  • Scott

    So those of us who rent and can pick up and go will do better?!? I’m looking and I can’t seem to find another job! And I am looking out-of-state as well!

  • Willy

    Will the result be that companies become more mobile instead? Will this be the catalyst for making telecommuting a commonality?

    What will be the effects of cheaper housing costs?

    I really don’t see the economy seizing up because of lack of mobility in the workforce. If that did happen, one solution would be more immigrants.

  • Brian

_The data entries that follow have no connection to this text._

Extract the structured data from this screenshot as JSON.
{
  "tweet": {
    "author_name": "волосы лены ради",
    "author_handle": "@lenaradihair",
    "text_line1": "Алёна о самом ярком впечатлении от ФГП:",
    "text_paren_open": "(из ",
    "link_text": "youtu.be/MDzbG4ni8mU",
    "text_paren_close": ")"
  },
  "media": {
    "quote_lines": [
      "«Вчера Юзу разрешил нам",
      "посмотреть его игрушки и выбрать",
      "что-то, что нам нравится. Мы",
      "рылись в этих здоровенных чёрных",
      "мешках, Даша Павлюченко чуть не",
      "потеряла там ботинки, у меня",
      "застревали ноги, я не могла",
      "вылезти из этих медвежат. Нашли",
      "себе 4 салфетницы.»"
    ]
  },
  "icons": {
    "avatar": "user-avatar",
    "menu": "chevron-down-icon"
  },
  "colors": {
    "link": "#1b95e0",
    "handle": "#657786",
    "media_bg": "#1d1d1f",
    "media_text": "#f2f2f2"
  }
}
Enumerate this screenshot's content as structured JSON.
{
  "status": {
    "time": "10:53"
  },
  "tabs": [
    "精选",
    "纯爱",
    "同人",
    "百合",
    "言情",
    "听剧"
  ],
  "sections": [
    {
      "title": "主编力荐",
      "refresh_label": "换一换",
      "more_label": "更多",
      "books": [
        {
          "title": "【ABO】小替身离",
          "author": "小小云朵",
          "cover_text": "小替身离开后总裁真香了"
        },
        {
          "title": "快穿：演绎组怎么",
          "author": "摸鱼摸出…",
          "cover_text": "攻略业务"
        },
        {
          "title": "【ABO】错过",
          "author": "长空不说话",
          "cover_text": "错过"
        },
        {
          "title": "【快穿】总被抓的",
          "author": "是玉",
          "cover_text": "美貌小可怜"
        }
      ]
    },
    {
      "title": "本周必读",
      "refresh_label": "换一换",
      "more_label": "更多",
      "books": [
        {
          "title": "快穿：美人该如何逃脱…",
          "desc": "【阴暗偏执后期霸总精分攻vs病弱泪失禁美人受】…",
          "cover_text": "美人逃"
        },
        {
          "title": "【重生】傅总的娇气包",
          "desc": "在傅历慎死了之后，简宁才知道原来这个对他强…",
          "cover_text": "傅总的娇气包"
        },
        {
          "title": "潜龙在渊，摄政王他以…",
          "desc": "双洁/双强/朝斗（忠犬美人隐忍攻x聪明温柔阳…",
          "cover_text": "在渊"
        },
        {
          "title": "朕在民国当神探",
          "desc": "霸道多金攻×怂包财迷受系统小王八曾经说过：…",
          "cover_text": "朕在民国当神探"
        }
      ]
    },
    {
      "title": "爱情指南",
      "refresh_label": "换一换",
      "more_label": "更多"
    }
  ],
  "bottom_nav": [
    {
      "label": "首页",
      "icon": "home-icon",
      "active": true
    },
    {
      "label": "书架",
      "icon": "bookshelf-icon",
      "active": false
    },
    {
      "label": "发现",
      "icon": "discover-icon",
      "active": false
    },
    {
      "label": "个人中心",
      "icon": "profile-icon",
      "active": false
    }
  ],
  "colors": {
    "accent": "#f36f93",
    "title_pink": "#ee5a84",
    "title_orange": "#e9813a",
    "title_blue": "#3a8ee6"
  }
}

    I think the concern here is the job market could get bad on both ends. 1) The housing crisis causes the economy to seize up and people stop hiring. But on the flip side, 2) Workers are tied to their mortgages and localities, and thus it’s hard for employers to recruit talent they need… expect when that talent happens to be local.

    The key issue is that the mobility of workers is important to keep the labor juices moving around the country.